5. All muscular activity is movement- Every action [seeing, talking hearing] originates in muscular activity.
6. Movements reflect the state of the nervous system- The muscles contract as a result of an unending series of impulses from the nervous system; for this reason the muscular pattern of the upright position, facial expression and voice reflect the condition of the nervous system.
7. Movement is the basis of awareness- We know what is happening with us as soon as the muscles of our face, heart or breathing apparatus organize themselves into patterns, known to us as fear, anxiety, laughter, or any other feeling.
8. Breathing is movement- Our breathing reflects every emotional or physical effort and every disturbance.
9. Hinges of habit- [When] habit has lost its chief support, that of the muscles; [it] becomes more amenable to change.”
Edited from Moshe Feldenkrais book, Awareness Through Movement pages 33-39

Movement is integrated into everything we do. As it says on my business cards, "Improve movement, improve life".

My use of "into" is important. Into implies awareness where in does not. I could move in this moment and have no idea what am doing (particularly if I am asleep). Therefore, into is being aware of one's actions in the moment. A Zen Master knows this as "being present" and athletes refer to it as "being in the zone".

According to the Soto Zen Buddhism tradition, there are 6,400,099,180 moments in a day. I don't know how they came up with the number, but it does give you a lot of time to get things done. I prefer to think of a moment as the here and now. Our power is in the moment; it is the only time in which we can act.

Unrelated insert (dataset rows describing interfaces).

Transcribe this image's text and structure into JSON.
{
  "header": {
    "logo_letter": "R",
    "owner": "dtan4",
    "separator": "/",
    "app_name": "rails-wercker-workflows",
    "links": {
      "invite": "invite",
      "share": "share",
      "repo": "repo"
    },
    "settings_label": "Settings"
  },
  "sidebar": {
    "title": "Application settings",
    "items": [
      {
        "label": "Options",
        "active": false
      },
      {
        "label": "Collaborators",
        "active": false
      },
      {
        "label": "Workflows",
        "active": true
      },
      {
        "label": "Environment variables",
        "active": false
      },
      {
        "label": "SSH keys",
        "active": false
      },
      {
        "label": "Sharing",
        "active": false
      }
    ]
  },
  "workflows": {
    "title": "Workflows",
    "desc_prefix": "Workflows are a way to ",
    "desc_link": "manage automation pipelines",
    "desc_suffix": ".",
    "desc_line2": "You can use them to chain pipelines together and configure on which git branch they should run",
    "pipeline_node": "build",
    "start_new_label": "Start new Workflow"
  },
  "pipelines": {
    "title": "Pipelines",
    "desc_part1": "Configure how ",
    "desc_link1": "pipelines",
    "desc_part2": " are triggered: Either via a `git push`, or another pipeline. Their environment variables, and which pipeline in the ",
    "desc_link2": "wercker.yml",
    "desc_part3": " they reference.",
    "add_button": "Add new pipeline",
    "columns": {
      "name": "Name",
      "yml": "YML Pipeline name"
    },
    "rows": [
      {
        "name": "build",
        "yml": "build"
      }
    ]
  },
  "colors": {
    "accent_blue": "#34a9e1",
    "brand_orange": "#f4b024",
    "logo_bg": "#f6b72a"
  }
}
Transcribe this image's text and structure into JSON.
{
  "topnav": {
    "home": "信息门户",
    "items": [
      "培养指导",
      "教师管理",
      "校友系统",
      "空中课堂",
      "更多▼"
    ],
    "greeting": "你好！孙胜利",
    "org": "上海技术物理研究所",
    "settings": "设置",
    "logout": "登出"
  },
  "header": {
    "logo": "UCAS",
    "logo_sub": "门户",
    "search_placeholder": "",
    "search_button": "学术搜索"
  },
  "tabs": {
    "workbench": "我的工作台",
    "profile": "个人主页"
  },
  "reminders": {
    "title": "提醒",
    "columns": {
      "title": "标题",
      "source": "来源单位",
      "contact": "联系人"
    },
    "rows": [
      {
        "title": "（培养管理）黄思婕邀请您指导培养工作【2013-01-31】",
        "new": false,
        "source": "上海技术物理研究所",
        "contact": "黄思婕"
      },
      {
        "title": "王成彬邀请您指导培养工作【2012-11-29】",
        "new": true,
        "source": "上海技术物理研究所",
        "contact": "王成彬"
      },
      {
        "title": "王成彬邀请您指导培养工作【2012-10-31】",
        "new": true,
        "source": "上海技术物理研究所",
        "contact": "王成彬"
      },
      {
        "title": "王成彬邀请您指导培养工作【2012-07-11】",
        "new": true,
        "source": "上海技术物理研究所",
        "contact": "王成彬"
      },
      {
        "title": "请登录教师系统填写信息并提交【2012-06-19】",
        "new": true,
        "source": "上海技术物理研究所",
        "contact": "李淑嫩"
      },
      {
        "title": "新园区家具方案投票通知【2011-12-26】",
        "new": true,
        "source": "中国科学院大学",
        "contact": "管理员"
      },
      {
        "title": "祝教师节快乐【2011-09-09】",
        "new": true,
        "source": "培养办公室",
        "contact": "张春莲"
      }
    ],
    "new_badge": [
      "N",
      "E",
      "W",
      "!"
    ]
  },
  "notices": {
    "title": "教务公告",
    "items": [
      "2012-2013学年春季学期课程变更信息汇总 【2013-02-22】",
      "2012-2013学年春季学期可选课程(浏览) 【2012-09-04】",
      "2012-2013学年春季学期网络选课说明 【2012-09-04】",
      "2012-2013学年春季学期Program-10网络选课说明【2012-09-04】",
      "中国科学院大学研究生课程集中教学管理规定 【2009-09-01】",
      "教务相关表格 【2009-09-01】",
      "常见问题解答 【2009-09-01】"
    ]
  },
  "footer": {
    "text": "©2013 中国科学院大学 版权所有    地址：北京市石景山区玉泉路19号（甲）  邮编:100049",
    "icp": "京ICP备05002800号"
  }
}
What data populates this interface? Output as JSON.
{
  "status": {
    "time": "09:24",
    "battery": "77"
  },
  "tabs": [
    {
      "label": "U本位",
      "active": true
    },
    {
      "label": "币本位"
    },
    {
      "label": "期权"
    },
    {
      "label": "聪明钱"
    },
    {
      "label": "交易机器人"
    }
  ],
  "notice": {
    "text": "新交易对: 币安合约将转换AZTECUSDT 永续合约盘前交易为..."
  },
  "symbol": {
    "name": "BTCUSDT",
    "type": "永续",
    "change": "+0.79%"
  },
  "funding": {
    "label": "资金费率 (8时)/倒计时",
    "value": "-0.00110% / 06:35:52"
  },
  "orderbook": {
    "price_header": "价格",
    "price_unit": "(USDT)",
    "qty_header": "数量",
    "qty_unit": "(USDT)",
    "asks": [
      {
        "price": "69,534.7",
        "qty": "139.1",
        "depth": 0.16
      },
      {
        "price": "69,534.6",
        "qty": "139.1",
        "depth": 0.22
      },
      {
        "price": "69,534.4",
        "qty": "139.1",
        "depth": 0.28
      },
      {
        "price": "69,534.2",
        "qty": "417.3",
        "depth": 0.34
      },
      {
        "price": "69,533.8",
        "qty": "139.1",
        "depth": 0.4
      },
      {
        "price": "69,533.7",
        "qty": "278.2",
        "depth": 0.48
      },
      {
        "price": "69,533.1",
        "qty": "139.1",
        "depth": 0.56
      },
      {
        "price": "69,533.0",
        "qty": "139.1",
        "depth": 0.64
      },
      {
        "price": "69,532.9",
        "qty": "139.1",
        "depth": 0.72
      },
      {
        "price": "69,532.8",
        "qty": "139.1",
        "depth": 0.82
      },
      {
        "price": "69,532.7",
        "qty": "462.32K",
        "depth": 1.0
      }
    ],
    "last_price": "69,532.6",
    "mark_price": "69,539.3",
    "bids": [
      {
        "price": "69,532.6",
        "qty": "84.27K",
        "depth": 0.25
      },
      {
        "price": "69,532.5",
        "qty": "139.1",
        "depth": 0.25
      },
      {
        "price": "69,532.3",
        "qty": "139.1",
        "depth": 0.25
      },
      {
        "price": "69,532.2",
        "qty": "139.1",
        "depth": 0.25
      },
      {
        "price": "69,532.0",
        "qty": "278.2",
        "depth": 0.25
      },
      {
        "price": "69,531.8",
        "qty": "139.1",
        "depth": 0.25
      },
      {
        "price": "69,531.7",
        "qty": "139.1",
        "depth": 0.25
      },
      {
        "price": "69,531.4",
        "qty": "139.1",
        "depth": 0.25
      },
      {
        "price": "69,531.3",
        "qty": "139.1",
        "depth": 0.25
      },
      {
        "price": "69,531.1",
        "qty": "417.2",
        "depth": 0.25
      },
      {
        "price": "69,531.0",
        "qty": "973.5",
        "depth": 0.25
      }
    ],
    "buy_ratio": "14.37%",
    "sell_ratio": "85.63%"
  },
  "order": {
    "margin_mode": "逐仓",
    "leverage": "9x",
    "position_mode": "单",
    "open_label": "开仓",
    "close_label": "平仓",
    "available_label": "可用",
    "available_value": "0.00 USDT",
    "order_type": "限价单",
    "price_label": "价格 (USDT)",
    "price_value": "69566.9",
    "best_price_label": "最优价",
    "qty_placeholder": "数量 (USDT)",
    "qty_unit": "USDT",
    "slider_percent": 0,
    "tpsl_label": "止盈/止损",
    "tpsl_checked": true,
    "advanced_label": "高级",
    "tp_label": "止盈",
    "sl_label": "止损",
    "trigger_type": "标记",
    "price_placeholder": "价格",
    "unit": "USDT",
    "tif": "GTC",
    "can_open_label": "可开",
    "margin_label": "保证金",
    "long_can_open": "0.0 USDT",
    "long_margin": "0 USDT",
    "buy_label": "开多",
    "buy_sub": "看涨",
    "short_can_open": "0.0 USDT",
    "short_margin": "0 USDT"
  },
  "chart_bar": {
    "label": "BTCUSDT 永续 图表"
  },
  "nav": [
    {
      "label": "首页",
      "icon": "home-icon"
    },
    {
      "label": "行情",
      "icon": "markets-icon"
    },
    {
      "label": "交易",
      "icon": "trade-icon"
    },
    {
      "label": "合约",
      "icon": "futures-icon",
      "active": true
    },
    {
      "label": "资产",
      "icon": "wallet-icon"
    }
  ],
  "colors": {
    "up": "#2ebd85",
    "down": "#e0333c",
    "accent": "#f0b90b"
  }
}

Moving into the moment is the process of being aware of how you live in each instant or more simply, "what's up". It is how we improve. It is where we find joy and happiness.